Thanks for putting up with us as while our blog has been on hiatus these past two months! Char and I were settling into a new environment and we’re now writing from Hong Kong. We’re living in a relatively suburban area in New Territories, Hong Kong and one of the biggest differences from suburban Toronto is the darkness level at night. Although we overlook a small city park, we still see quite a bit of light from the neighbouring apartments. This isn’t all that surprising given the population density here (Hong Kong is one of the most densely populated countries in the world).
But aside from residential lighting, retail lighting makes up a significant huge portion of lighting sources. Even in a suburban area like the Tseung Kwan O district in New Territories, Hong Kong, retails signs for grocery stores and shopping malls are brightly lit. The signage lights combined with other artificial lighting sources like street lamps, contribute to Hong Kong’s “light pollution”.
Photo of Tseung Kwan O Olympic Stadium (Photo credit: Wikipedia user Anthony Leung-Mercutiostwin)
“Light pollution” refers to excessive artificial outdoor lightning which includes everything from street lights to neon signs and billboards. This light can have negative effects on humans and wildlife, whether affecting sleeping patterns or disorienting nocturnally migrating birds. The additional light brightens the night sky and making it tough for astronomers and astronomy enthusiasts to see stars and other cosmic objects.
Recently, researchers from Hong Kong Night Sky Brightness Monitoring Network (NSN) reported that the night sky between 8:30 to 11:00 pm over the Hong Kong Space Museum in Tsim Sha Tsui was on average 1000 times brighter than the international standard of dark sky (i.e. the night sky brightness level when not influenced by human made light pollution). The large number of billboards and floodlights nearby contribute to the extreme brightness of the area. Surprisingly even the Wetland Park in the remote area of Yuen Long is over 100 times brighter than the standard dark sky.
Also, the NSN team found that the 12 urban stations were on average about 10 times brighter than the other 6 rural sites. “This conclusively shows that manmade outdoor lightings is the dominant factor in determining the extent of light pollution,” said NSN’s principle investigator Dr Jason Chun Shing Pun in a recent media release.
As you can see Hong Kong has one of the world’s most brightly lit night skies.
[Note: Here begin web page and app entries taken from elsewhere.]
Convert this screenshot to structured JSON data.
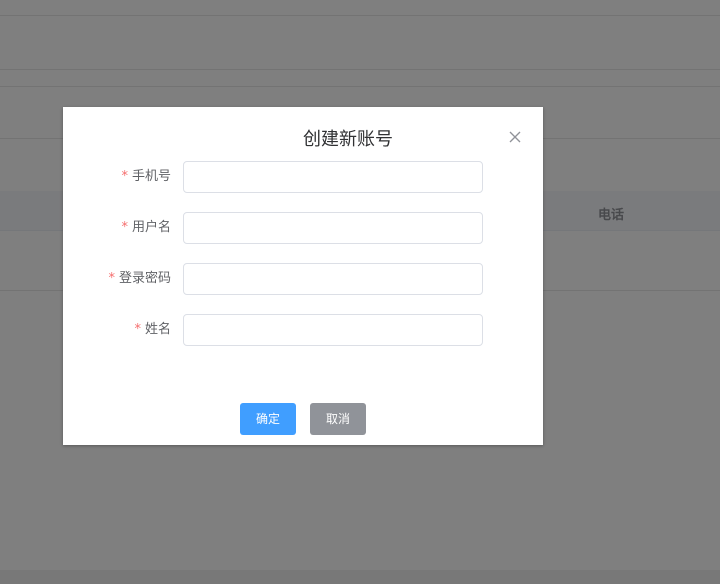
{
  "background": {
    "table_column_phone": "电话"
  },
  "dialog": {
    "title": "创建新账号",
    "close_icon": "close-icon",
    "fields": [
      {
        "label": "手机号",
        "required": "*",
        "value": "",
        "placeholder": ""
      },
      {
        "label": "用户名",
        "required": "*",
        "value": "",
        "placeholder": ""
      },
      {
        "label": "登录密码",
        "required": "*",
        "value": "",
        "placeholder": ""
      },
      {
        "label": "姓名",
        "required": "*",
        "value": "",
        "placeholder": ""
      }
    ],
    "confirm_label": "确定",
    "cancel_label": "取消"
  },
  "colors": {
    "primary": "#409eff",
    "cancel": "#909399",
    "required": "#f56c6c",
    "overlay": "rgba(0,0,0,0.5)"
  }
}
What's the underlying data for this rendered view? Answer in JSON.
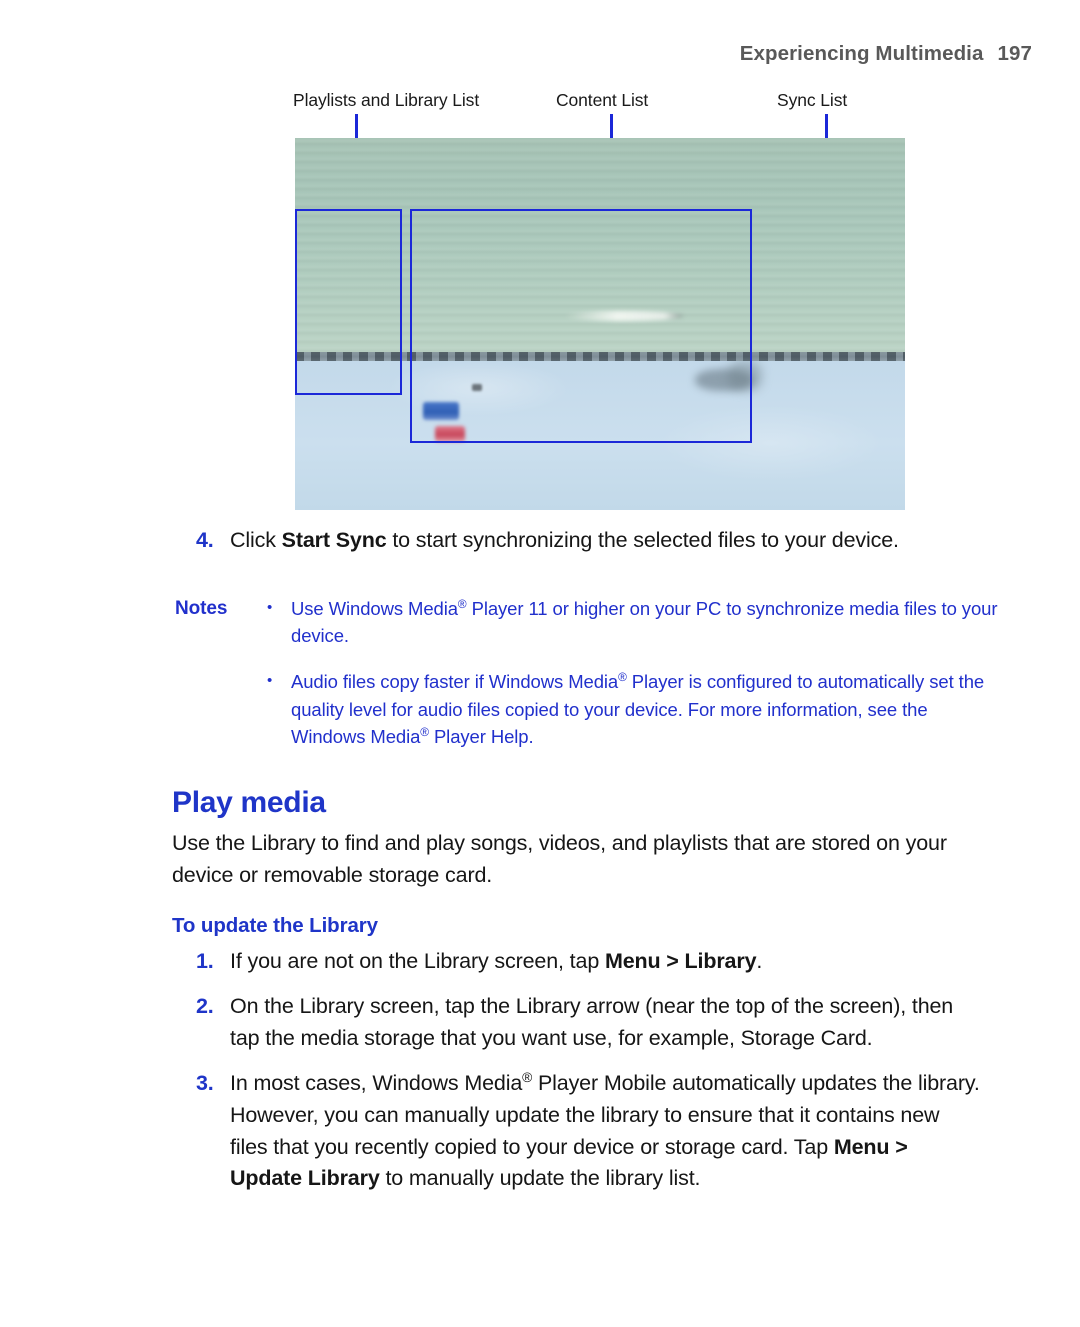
{
  "header": {
    "title": "Experiencing Multimedia",
    "page_number": "197"
  },
  "figure": {
    "callouts": [
      {
        "label": "Playlists and Library List"
      },
      {
        "label": "Content List"
      },
      {
        "label": "Sync List"
      }
    ],
    "annotation_color": "#1b28d8",
    "image_description": "Blurred device screenshot showing Windows Media Player sync view"
  },
  "step4": {
    "number": "4.",
    "text_before": "Click ",
    "bold": "Start Sync",
    "text_after": " to start synchronizing the selected files to your device."
  },
  "notes": {
    "label": "Notes",
    "bullet": "•",
    "items": [
      {
        "part1": "Use Windows Media",
        "reg": "®",
        "part2": " Player 11 or higher on your PC to synchronize media files to your device."
      },
      {
        "part1": "Audio files copy faster if Windows Media",
        "reg": "®",
        "part2": " Player is configured to automatically set the quality level for audio files copied to your device. For more information, see the Windows Media",
        "reg2": "®",
        "part3": " Player Help."
      }
    ]
  },
  "play_media": {
    "heading": "Play media",
    "paragraph": "Use the Library to find and play songs, videos, and playlists that are stored on your device or removable storage card.",
    "subheading": "To update the Library",
    "steps": [
      {
        "number": "1.",
        "text_before": "If you are not on the Library screen, tap ",
        "bold": "Menu > Library",
        "text_after": "."
      },
      {
        "number": "2.",
        "text_before": "On the Library screen, tap the Library arrow (near the top of the screen), then tap the media storage that you want use, for example, Storage Card.",
        "bold": "",
        "text_after": ""
      },
      {
        "number": "3.",
        "text_before": "In most cases, Windows Media",
        "reg": "®",
        "text_mid": " Player Mobile automatically updates the library. However, you can manually update the library to ensure that it contains new files that you recently copied to your device or storage card. Tap ",
        "bold": "Menu > Update Library",
        "text_after": " to manually update the library list."
      }
    ]
  }
}
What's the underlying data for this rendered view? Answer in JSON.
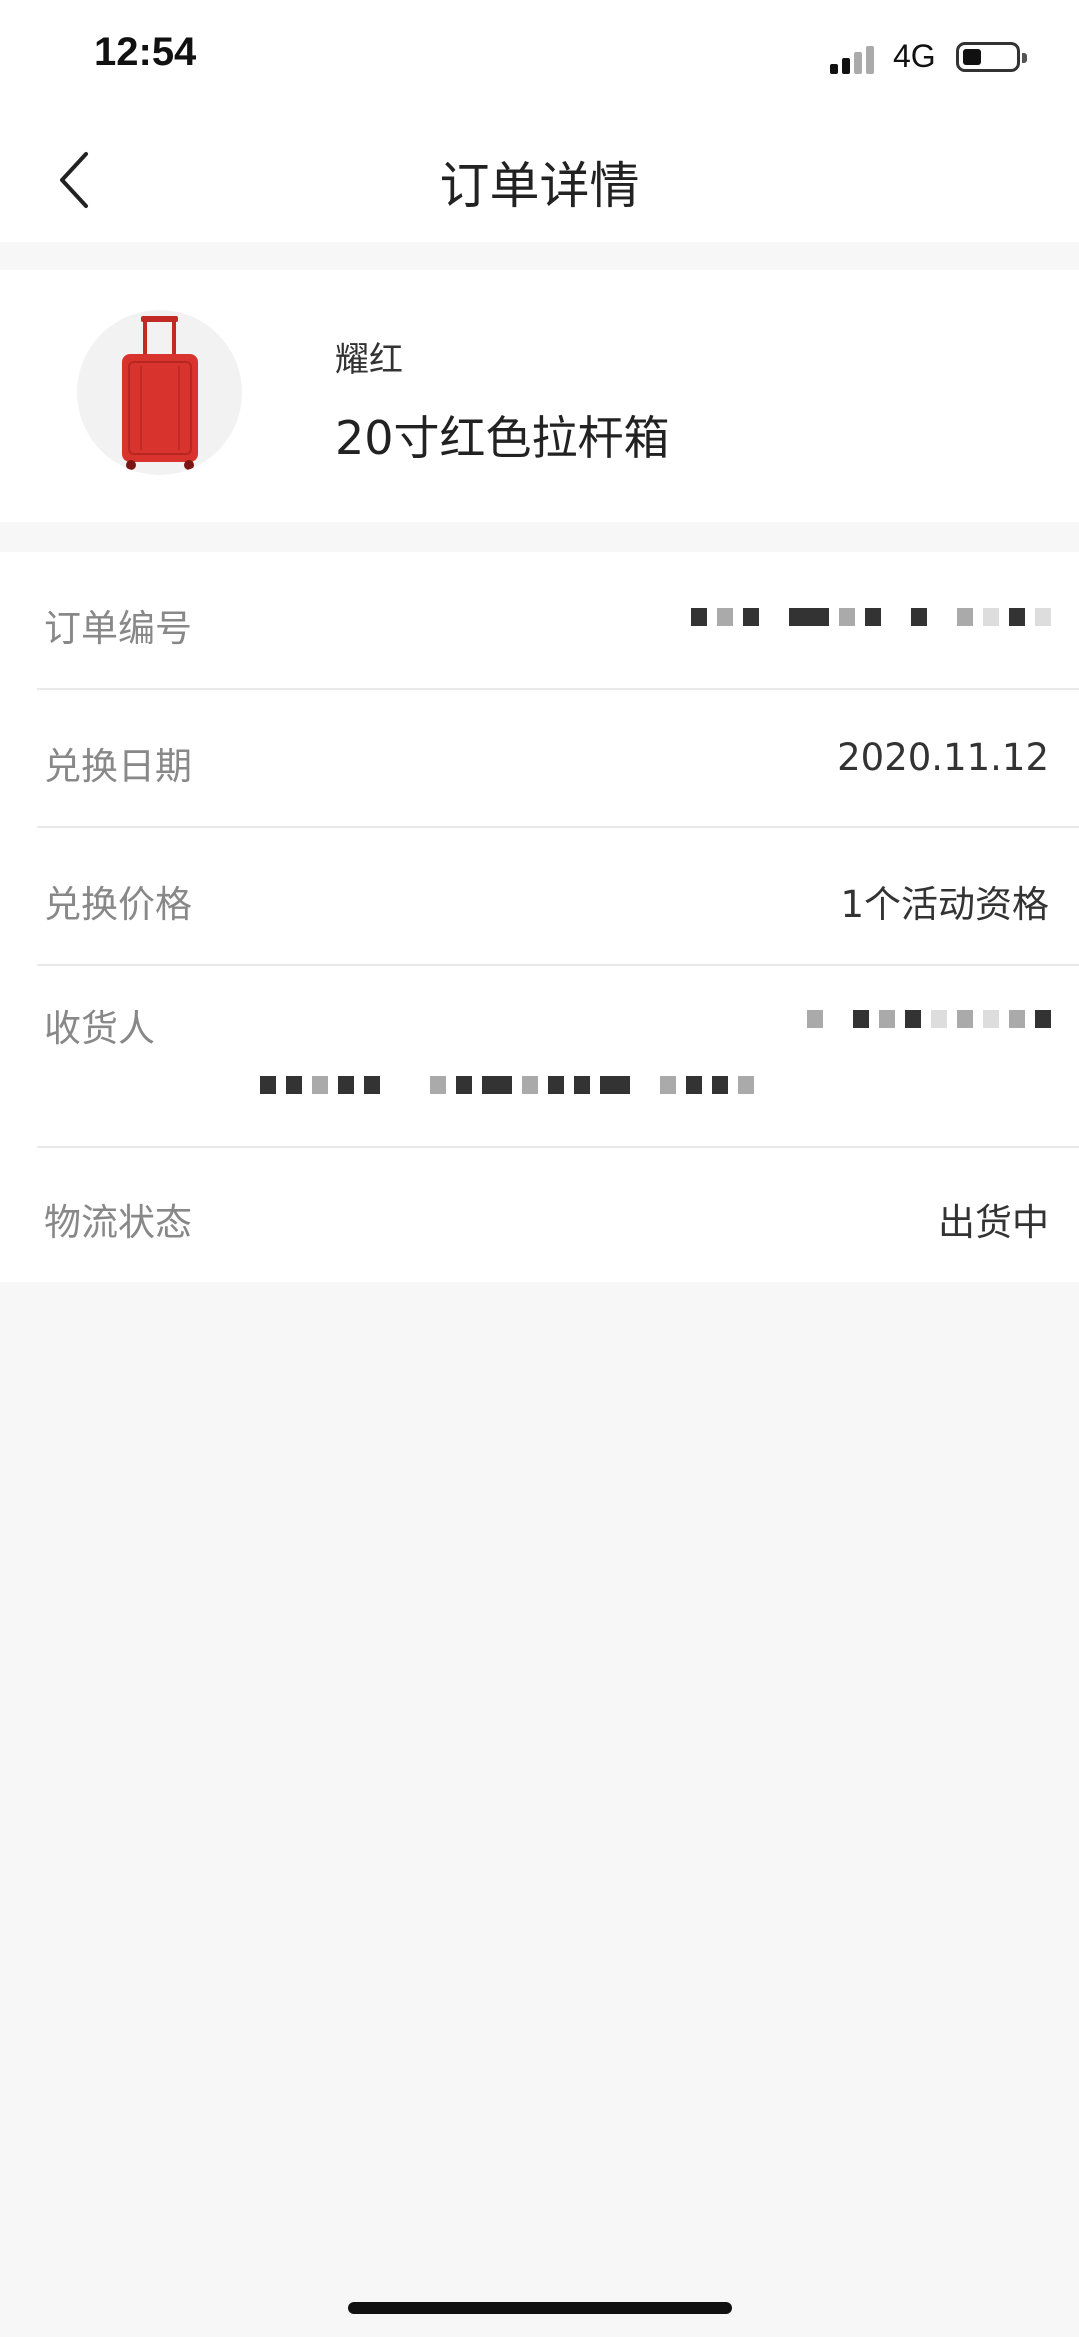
{
  "status_bar": {
    "time": "12:54",
    "network": "4G"
  },
  "nav": {
    "title": "订单详情"
  },
  "product": {
    "brand": "耀红",
    "name": "20寸红色拉杆箱"
  },
  "details": {
    "order_number_label": "订单编号",
    "exchange_date_label": "兑换日期",
    "exchange_date_value": "2020.11.12",
    "exchange_price_label": "兑换价格",
    "exchange_price_value": "1个活动资格",
    "recipient_label": "收货人",
    "logistics_label": "物流状态",
    "logistics_value": "出货中"
  },
  "colors": {
    "product_red": "#d8332c",
    "page_bg": "#f7f7f7",
    "label_gray": "#888888"
  },
  "icons": {
    "back": "chevron-left-icon"
  }
}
The map was put together by researchers from the Kitamoto Asanobu/National Institute of Infomatics and represents light pollution data collected from 2010. Take a look at this interactive map to get an idea of light pollution worldwide:
Currently Hong Kong does not have any legislation to address light pollution, according to the WSJ. But the NSN believes that the light pollution data they have collected can serve as a database for HK authorities to use when assessing the need for new rules and regulations to control outdoor lighting. “In addition to regulations, we as a society have to make a commitment to stop abusing the use of outdoor lightings, and to limit its adverse effects to the environment,” said Pun.
Canadian connection to Hong Kong’s light pollution research
The NSN uses portable Sky Quality Meters (SQM)that are imported from Canada to measure the night sky brightness. This instrument is only about the size of a deck of playing cards and can give sky brightness values instantly. The Network uses 17 SQMs at the 18 observations sites, collecting data every minute. The stations are fully automated and real time data is sent back to HKU over the city’s mobile phone network.
Canadian imported Sky Quality Meters (SQM) used by the NSN (Photo credit: HKU)
Public awareness of light pollution
There’s is increasing public awareness for the need to reduce light pollution resulting from the growing number of campaigns and outreach events. Coinciding with WWF’s Earth Hour on Saturday, The University of Hong Kong (HKU) is hosting a Light Pollution Science Roadshow in the Avenue of Stars in Tsim Sha Tsui, on Saturday. Participants will be able to use Real-time sky brightness measurement equipment to have first hand look at Hong Kong’s light pollution. So if you happen to be in the area tomorrow, be sure to check out this event!